*** Opening of GIVEN DATA ***

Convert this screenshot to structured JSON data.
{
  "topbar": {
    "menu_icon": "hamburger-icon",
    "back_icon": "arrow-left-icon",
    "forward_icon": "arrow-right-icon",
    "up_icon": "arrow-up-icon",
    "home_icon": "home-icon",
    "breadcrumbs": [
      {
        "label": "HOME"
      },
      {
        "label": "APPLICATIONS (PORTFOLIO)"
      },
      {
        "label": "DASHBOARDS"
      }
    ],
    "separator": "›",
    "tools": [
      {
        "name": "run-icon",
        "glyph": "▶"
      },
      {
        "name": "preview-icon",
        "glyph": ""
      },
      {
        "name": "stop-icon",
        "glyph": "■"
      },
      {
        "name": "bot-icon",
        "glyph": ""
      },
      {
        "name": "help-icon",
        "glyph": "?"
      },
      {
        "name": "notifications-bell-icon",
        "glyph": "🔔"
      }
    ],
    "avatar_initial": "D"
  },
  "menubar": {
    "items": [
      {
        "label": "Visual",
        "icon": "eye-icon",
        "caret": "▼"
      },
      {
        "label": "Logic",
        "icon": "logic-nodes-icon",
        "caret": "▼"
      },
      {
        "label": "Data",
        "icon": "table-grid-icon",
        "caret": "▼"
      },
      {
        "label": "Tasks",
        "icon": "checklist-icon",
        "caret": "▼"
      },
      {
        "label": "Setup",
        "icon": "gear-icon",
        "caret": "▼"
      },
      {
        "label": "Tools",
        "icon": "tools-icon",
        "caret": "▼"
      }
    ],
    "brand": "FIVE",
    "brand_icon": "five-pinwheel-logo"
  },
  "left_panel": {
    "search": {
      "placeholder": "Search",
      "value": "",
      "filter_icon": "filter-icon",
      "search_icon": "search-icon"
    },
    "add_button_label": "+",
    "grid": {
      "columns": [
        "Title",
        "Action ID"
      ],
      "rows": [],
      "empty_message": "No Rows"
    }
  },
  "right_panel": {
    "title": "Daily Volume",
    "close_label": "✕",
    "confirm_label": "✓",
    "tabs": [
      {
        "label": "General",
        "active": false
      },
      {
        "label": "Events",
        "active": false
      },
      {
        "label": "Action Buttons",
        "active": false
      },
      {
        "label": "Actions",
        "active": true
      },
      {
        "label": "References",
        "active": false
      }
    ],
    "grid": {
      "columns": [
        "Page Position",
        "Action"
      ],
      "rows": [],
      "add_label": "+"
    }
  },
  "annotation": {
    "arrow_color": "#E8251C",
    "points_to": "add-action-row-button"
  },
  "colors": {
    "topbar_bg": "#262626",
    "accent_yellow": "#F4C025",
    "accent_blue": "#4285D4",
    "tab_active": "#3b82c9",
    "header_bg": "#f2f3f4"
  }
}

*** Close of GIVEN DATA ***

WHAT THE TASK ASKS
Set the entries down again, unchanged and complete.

ANSWER BOX
Convert this screenshot to structured JSON data.
{
  "topbar": {
    "menu_icon": "hamburger-icon",
    "back_icon": "arrow-left-icon",
    "forward_icon": "arrow-right-icon",
    "up_icon": "arrow-up-icon",
    "home_icon": "home-icon",
    "breadcrumbs": [
      {
        "label": "HOME"
      },
      {
        "label": "APPLICATIONS (PORTFOLIO)"
      },
      {
        "label": "DASHBOARDS"
      }
    ],
    "separator": "›",
    "tools": [
      {
        "name": "run-icon",
        "glyph": "▶"
      },
      {
        "name": "preview-icon",
        "glyph": ""
      },
      {
        "name": "stop-icon",
        "glyph": "■"
      },
      {
        "name": "bot-icon",
        "glyph": ""
      },
      {
        "name": "help-icon",
        "glyph": "?"
      },
      {
        "name": "notifications-bell-icon",
        "glyph": "🔔"
      }
    ],
    "avatar_initial": "D"
  },
  "menubar": {
    "items": [
      {
        "label": "Visual",
        "icon": "eye-icon",
        "caret": "▼"
      },
      {
        "label": "Logic",
        "icon": "logic-nodes-icon",
        "caret": "▼"
      },
      {
        "label": "Data",
        "icon": "table-grid-icon",
        "caret": "▼"
      },
      {
        "label": "Tasks",
        "icon": "checklist-icon",
        "caret": "▼"
      },
      {
        "label": "Setup",
        "icon": "gear-icon",
        "caret": "▼"
      },
      {
        "label": "Tools",
        "icon": "tools-icon",
        "caret": "▼"
      }
    ],
    "brand": "FIVE",
    "brand_icon": "five-pinwheel-logo"
  },
  "left_panel": {
    "search": {
      "placeholder": "Search",
      "value": "",
      "filter_icon": "filter-icon",
      "search_icon": "search-icon"
    },
    "add_button_label": "+",
    "grid": {
      "columns": [
        "Title",
        "Action ID"
      ],
      "rows": [],
      "empty_message": "No Rows"
    }
  },
  "right_panel": {
    "title": "Daily Volume",
    "close_label": "✕",
    "confirm_label": "✓",
    "tabs": [
      {
        "label": "General",
        "active": false
      },
      {
        "label": "Events",
        "active": false
      },
      {
        "label": "Action Buttons",
        "active": false
      },
      {
        "label": "Actions",
        "active": true
      },
      {
        "label": "References",
        "active": false
      }
    ],
    "grid": {
      "columns": [
        "Page Position",
        "Action"
      ],
      "rows": [],
      "add_label": "+"
    }
  },
  "annotation": {
    "arrow_color": "#E8251C",
    "points_to": "add-action-row-button"
  },
  "colors": {
    "topbar_bg": "#262626",
    "accent_yellow": "#F4C025",
    "accent_blue": "#4285D4",
    "tab_active": "#3b82c9",
    "header_bg": "#f2f3f4"
  }
}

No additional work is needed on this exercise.